But it also has seldom been a unified nation at the emotional level. Except when being invaded, Afghan loyalties seldom rise far above their extended families. The terrain is so severe that many Afghans live tribally, isolated in mountain valleys, and may go years between contacts with the tribe on the other side of the ridge.
The young Winston Churchill, who fought in a punitive campaign against Pathan (now called "Pashtun") tribesmen on the Afghan frontier in 1897, noted the disunity of the place: "Every family cultivates its vendetta; every clan, its feud. The numerous tribes and combination of tribes all have their accounts to settle with one another. Nothing is ever forgotten and very few debts are left unpaid... The life of the Pathan is thus full of interest ..."

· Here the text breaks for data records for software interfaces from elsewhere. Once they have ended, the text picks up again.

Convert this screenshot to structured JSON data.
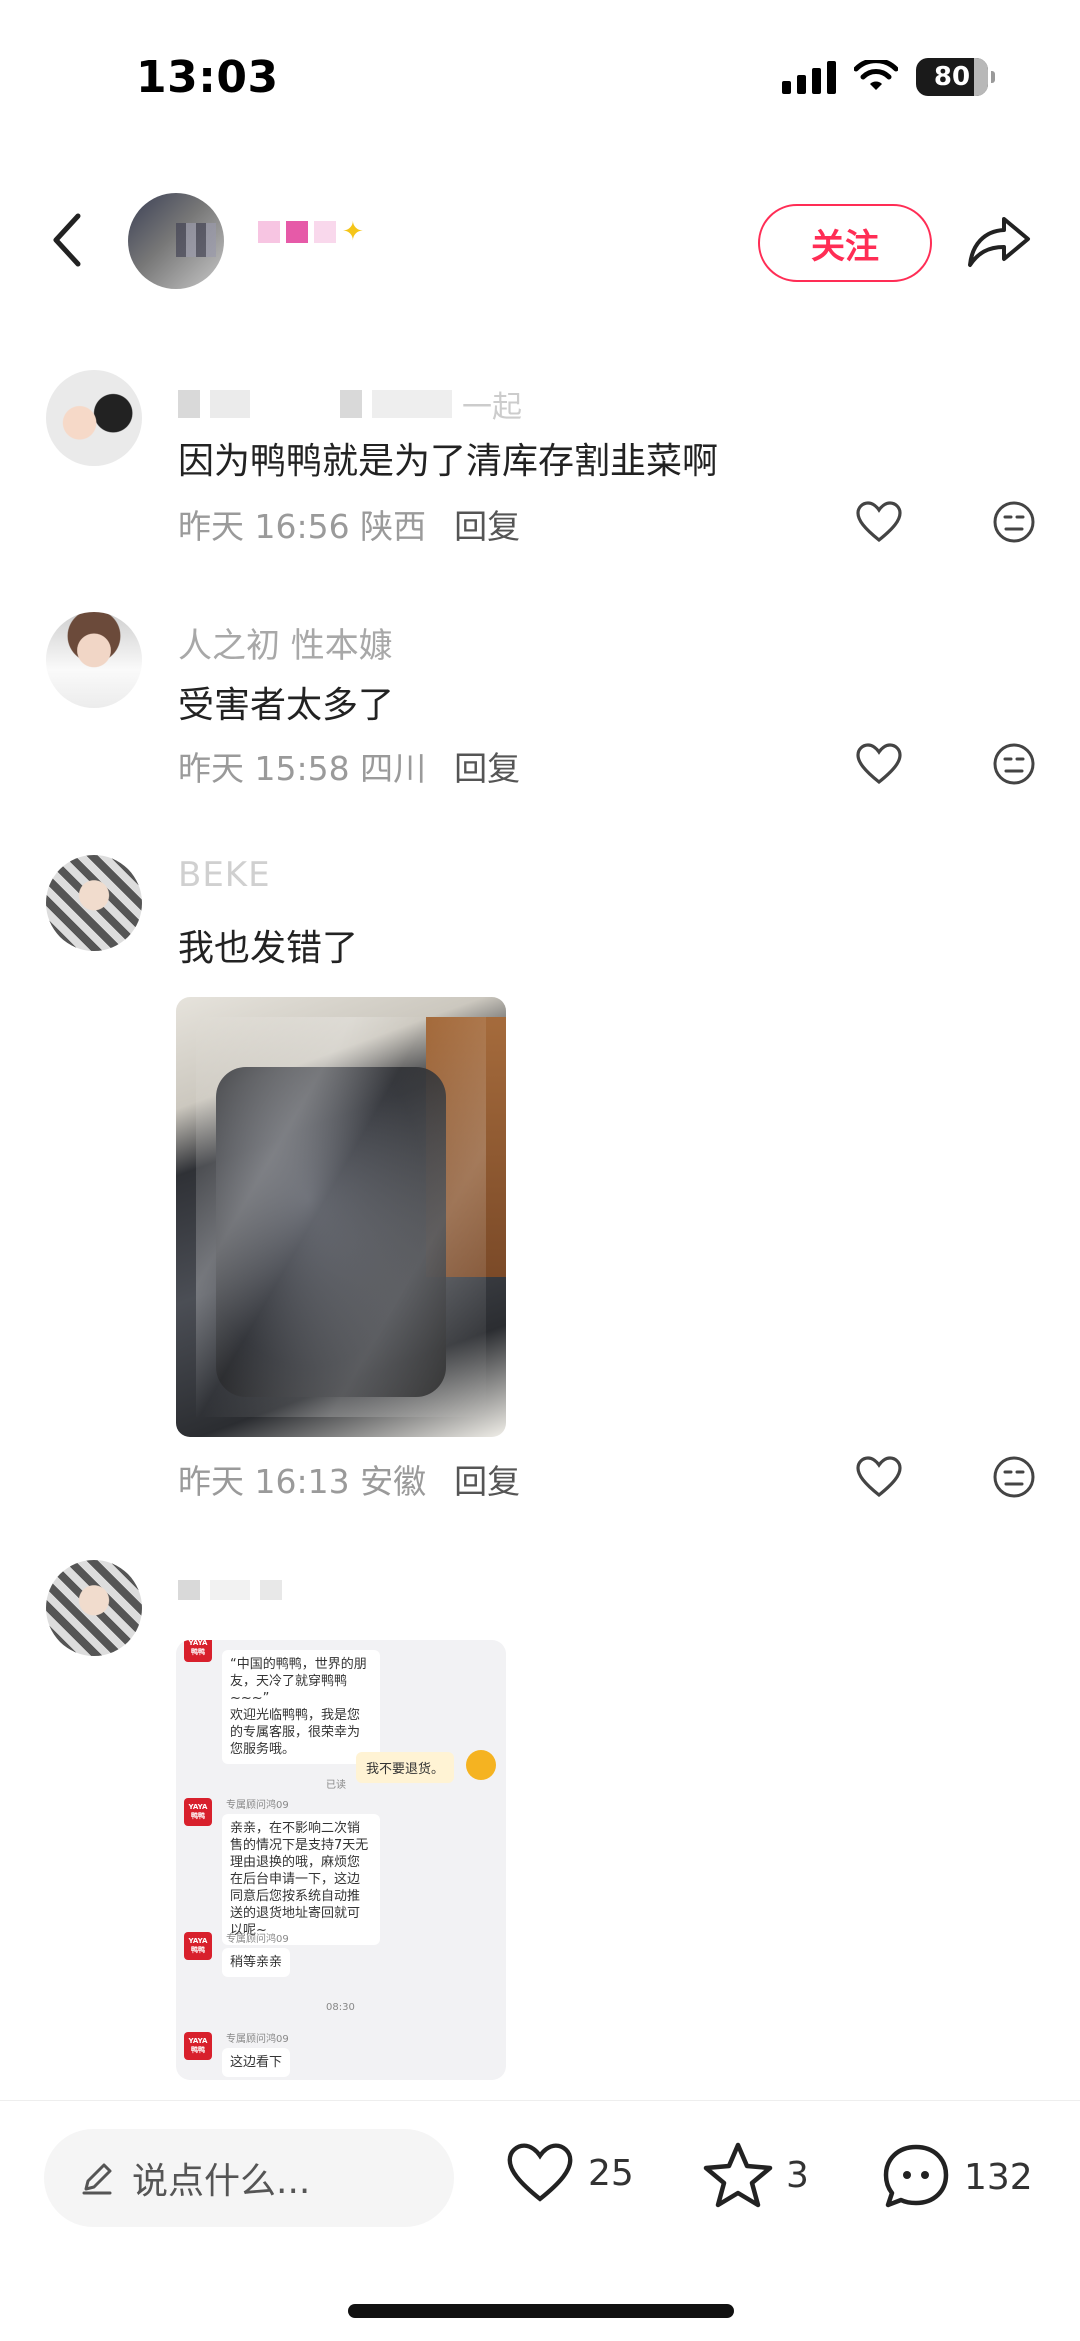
{
  "status_bar": {
    "time": "13:03",
    "battery": "80"
  },
  "header": {
    "follow_label": "关注"
  },
  "comments": [
    {
      "name": "",
      "name_partial": "一起",
      "text": "因为鸭鸭就是为了清库存割韭菜啊",
      "time": "昨天 16:56",
      "location": "陕西",
      "reply_label": "回复"
    },
    {
      "name": "人之初 性本嫝",
      "text": "受害者太多了",
      "time": "昨天 15:58",
      "location": "四川",
      "reply_label": "回复"
    },
    {
      "name": "BEKE",
      "text": "我也发错了",
      "time": "昨天 16:13",
      "location": "安徽",
      "reply_label": "回复"
    },
    {
      "name": "",
      "chat_screenshot": {
        "greeting": "“中国的鸭鸭，世界的朋友，天冷了就穿鸭鸭~~~”\n欢迎光临鸭鸭，我是您的专属客服，很荣幸为您服务哦。",
        "read_label": "已读",
        "my_message": "我不要退货。",
        "agent_name": "专属顾问鸿09",
        "reply1": "亲亲，在不影响二次销售的情况下是支持7天无理由退换的哦，麻烦您在后台申请一下，这边同意后您按系统自动推送的退货地址寄回就可以呢~",
        "reply2": "稍等亲亲",
        "timestamp": "08:30",
        "reply3": "这边看下",
        "logo_text": "YAYA 鸭鸭"
      }
    }
  ],
  "bottom_bar": {
    "input_placeholder": "说点什么...",
    "likes": "25",
    "favorites": "3",
    "comments": "132"
  },
  "colors": {
    "accent": "#ff2d55",
    "meta": "#9a9a9a"
  },
  "icons": [
    "back-icon",
    "share-icon",
    "heart-icon",
    "dislike-face-icon",
    "pencil-icon",
    "star-icon",
    "comment-bubble-icon",
    "signal-icon",
    "wifi-icon",
    "battery-icon"
  ]
}
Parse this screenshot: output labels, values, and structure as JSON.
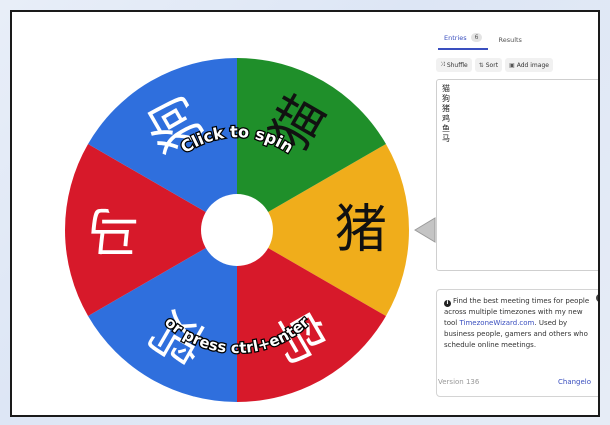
{
  "wheel": {
    "segments": [
      {
        "label": "猪",
        "color": "#f0ad1b",
        "text_color": "#111111"
      },
      {
        "label": "鸟",
        "color": "#d7192a",
        "text_color": "#ffffff"
      },
      {
        "label": "鸡",
        "color": "#2f6fdd",
        "text_color": "#ffffff"
      },
      {
        "label": "马",
        "color": "#d7192a",
        "text_color": "#ffffff"
      },
      {
        "label": "狗",
        "color": "#2f6fdd",
        "text_color": "#ffffff"
      },
      {
        "label": "猫",
        "color": "#1f8f2a",
        "text_color": "#111111"
      }
    ],
    "spin_text": "Click to spin",
    "ctrl_text": "or press ctrl+enter",
    "pointer_color": "#c4c4c4"
  },
  "panel": {
    "tabs": [
      {
        "label": "Entries",
        "badge": "6",
        "active": true
      },
      {
        "label": "Results",
        "badge": "",
        "active": false
      }
    ],
    "toolbar": {
      "shuffle_label": "Shuffle",
      "sort_label": "Sort",
      "add_image_label": "Add image"
    },
    "entries": [
      "猫",
      "狗",
      "猪",
      "鸡",
      "鱼",
      "马"
    ],
    "info": {
      "line1": "Find the best meeting times for people across multiple timezones with my new tool ",
      "link": "TimezoneWizard.com",
      "line2": ". Used by business people, gamers and others who schedule online meetings."
    },
    "version": "Version 136",
    "changelog": "Changelo"
  }
}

Churchill noted that while the founding of an empire often leads to much bloodshed, its collapse always does.
Most Islamic states today are the fragments of empires that collapsed between 1918 and 1991.
As a first example, consider Pakistan, which is now trying to play a delicate balancing act between the demands of the adamant Americans and the bluster of the Taliban regime that it helped to power in Afghanistan.
Pakistan is an artificial and fragile state attempting to govern 142 million fractious Muslims. Its roots go only as deep as Britain's 1947 abandonment of its vast Indian Empire, which was then anarchically partitioned. Many worry that it will be torn apart by the stresses of the new war.
Second, America's shaky new Central Asian allies in the war, such as Uzbekistan, were simply administrative units within the Soviet Empire. They are not organically evolved nations. Their boundaries were simply drawn by Stalin for his various, and unfailingly nefarious, purposes.
Third, the Arab-speaking states were regions within the Ottoman Empire until Turkish rule collapsed after its defeat in World War I. In short, while transnationalism may or -- as the aftermath of Sept. 11 suggests -- may not be the wave of the near future in the postmodern West, much of the Islamic world has yet to fully extricate itself from a medieval dream of a universal theocracy and evolve into the modern world of nationalism.
In the next article, I shall explore the roots and consequences of the bin Laden's transnationalist mindset and why it appeals so much to Arabs.